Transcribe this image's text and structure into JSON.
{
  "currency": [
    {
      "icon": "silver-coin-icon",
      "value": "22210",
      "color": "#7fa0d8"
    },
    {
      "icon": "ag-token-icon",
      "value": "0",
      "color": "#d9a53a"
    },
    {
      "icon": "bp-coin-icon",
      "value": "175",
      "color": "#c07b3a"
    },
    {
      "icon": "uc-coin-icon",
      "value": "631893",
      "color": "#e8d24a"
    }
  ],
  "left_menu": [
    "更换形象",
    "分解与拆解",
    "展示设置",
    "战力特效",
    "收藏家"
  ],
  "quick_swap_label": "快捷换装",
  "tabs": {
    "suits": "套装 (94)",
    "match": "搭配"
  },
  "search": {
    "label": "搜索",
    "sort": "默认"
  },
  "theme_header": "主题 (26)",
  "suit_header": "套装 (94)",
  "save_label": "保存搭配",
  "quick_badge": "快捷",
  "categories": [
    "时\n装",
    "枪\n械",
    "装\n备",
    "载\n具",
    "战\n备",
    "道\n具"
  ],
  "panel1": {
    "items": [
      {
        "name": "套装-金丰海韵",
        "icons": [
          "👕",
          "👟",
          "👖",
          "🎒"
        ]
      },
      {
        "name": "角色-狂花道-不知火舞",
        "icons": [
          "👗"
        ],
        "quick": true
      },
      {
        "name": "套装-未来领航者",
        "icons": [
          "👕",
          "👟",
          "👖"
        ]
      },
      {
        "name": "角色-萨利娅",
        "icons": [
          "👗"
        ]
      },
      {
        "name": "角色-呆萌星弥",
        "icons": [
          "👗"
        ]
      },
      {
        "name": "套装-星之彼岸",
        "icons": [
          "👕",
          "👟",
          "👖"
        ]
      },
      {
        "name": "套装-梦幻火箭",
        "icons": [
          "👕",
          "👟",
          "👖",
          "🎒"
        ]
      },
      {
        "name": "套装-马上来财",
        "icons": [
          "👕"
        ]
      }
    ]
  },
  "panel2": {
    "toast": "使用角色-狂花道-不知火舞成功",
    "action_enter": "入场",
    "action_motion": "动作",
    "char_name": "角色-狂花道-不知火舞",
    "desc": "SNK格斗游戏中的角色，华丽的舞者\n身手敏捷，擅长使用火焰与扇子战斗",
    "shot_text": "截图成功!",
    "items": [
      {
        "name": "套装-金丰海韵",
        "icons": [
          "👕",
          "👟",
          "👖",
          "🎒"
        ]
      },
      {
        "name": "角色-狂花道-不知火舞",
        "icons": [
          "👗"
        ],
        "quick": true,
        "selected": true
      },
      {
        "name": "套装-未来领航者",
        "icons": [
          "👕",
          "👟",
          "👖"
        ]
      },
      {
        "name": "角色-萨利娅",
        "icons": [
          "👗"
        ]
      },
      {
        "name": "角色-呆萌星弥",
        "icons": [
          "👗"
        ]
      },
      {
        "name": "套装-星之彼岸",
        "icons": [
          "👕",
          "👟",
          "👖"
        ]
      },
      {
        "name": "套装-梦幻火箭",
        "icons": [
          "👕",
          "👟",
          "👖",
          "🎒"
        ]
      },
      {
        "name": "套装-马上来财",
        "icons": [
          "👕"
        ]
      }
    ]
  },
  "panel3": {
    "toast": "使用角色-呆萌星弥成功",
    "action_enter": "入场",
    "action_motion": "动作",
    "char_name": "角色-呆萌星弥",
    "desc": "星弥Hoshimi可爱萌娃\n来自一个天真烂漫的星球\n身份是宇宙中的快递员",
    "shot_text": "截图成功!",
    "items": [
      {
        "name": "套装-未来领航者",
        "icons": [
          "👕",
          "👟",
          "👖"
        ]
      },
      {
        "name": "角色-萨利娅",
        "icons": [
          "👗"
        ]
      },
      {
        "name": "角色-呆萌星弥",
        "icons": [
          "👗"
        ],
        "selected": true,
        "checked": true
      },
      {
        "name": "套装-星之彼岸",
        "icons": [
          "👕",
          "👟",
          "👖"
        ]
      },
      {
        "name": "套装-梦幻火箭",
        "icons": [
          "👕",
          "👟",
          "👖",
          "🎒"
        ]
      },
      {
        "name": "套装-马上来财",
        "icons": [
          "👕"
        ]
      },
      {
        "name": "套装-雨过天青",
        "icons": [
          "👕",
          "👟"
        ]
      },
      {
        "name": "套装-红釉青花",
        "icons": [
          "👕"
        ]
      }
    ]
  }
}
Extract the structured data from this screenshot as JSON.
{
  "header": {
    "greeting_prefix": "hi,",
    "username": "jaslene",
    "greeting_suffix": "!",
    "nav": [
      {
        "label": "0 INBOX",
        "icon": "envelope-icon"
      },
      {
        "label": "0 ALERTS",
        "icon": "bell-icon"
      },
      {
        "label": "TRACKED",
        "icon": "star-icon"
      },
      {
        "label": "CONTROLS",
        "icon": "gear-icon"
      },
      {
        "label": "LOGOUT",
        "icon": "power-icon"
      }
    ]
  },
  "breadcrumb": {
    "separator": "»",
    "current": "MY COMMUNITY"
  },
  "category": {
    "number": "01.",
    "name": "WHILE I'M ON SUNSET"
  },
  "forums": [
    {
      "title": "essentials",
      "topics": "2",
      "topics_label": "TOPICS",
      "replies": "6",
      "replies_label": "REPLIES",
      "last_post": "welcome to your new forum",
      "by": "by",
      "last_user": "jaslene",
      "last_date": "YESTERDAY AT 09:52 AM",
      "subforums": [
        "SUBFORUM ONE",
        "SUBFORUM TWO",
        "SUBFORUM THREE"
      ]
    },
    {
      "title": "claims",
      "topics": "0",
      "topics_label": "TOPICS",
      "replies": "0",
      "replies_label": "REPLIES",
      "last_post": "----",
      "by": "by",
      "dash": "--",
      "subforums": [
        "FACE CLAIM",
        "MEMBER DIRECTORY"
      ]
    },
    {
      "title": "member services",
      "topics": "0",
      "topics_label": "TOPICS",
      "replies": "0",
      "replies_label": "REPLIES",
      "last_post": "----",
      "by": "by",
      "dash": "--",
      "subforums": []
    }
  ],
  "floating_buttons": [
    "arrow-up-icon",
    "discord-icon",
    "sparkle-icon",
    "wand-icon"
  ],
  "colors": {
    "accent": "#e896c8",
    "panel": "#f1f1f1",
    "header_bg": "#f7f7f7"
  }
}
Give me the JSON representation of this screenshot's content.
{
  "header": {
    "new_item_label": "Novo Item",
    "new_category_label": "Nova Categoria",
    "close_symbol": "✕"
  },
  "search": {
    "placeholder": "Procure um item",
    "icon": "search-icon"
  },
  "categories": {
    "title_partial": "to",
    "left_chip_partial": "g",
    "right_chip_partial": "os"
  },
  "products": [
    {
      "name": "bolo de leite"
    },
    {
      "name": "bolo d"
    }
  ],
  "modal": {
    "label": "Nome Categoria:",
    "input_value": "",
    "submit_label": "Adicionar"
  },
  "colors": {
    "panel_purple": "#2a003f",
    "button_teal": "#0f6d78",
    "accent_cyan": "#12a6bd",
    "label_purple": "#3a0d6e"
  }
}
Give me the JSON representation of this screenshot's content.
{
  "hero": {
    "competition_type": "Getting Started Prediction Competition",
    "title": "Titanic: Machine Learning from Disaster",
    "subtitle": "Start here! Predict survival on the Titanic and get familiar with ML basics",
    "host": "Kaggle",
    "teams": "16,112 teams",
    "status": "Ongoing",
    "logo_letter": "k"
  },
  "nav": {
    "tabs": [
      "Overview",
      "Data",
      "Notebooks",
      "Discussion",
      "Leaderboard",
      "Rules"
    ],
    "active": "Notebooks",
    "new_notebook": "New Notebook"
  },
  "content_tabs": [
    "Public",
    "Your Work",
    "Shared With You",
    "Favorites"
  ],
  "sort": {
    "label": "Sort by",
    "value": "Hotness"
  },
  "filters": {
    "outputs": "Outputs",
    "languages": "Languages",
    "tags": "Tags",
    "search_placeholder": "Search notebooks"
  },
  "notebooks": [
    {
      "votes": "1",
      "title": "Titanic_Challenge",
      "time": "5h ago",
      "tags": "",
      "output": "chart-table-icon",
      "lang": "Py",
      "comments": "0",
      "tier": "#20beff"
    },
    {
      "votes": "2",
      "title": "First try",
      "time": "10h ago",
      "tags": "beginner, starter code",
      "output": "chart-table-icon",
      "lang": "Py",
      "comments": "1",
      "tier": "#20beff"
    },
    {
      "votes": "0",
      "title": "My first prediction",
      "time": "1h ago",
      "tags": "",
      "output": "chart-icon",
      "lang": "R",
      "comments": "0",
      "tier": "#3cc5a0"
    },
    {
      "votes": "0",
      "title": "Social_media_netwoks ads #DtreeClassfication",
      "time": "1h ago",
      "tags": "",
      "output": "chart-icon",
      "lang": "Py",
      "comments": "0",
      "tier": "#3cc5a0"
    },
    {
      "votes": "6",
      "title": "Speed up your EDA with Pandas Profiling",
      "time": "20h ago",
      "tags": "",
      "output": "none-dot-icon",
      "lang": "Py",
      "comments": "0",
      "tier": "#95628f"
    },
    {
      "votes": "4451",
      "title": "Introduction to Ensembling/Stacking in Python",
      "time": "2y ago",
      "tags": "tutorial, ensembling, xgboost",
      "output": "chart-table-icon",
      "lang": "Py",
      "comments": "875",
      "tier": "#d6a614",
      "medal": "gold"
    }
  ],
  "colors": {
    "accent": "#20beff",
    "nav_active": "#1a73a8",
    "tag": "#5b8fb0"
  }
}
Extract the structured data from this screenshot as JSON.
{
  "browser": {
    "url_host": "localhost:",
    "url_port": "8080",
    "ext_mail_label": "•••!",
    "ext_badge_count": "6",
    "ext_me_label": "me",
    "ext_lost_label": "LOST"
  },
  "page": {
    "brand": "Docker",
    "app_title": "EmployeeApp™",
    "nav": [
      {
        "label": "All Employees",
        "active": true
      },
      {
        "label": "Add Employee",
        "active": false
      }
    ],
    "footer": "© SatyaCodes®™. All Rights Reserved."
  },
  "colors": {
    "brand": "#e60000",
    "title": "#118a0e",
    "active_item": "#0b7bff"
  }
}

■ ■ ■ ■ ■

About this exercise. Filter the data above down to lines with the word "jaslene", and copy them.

Task result.
    "username": "jaslene",
      "last_user": "jaslene",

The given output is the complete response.